• Task item:
Scanning the entries below, copy every line that contains the word "color".

• Records supplied:
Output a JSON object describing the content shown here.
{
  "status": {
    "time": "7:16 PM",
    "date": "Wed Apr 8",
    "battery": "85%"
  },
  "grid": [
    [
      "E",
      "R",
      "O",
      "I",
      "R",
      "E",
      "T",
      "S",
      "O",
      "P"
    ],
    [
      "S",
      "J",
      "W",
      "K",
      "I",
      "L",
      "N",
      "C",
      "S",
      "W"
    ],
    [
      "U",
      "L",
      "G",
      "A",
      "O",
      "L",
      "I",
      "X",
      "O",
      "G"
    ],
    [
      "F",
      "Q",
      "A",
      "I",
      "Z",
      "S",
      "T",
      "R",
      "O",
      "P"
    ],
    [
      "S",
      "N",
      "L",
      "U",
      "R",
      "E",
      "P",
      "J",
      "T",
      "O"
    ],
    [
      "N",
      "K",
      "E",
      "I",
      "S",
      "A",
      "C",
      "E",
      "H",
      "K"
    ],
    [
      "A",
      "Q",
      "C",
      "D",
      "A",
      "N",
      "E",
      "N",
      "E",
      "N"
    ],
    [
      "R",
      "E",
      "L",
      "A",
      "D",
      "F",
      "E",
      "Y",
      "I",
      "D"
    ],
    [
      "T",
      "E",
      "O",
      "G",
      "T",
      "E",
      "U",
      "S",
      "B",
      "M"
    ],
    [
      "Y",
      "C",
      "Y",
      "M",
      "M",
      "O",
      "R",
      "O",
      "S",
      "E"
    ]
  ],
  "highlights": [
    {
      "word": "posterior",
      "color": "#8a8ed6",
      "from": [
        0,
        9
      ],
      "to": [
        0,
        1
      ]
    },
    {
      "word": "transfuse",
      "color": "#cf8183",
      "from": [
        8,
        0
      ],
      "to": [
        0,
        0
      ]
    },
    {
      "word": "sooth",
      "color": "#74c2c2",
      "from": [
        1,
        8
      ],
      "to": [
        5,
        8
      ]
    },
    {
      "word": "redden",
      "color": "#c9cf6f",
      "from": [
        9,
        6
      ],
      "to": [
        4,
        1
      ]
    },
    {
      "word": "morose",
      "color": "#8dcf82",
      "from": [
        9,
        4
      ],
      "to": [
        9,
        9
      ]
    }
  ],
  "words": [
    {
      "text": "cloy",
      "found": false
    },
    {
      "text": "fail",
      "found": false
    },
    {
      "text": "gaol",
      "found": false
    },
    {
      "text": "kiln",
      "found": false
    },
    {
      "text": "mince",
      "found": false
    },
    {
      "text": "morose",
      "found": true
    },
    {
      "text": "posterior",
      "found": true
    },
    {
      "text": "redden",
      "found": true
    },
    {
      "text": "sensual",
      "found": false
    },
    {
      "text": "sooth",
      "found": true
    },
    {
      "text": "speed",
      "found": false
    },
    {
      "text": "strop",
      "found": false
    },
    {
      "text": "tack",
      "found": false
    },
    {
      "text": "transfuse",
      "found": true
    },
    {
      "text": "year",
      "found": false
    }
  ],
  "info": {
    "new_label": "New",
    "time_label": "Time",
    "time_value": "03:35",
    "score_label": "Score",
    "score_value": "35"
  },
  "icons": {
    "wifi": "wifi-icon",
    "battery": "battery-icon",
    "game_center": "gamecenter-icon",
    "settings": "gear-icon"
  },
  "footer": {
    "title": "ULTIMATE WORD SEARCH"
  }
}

• Answer to the problem:
      "color": "#8a8ed6",
      "color": "#cf8183",
      "color": "#74c2c2",
      "color": "#c9cf6f",
      "color": "#8dcf82",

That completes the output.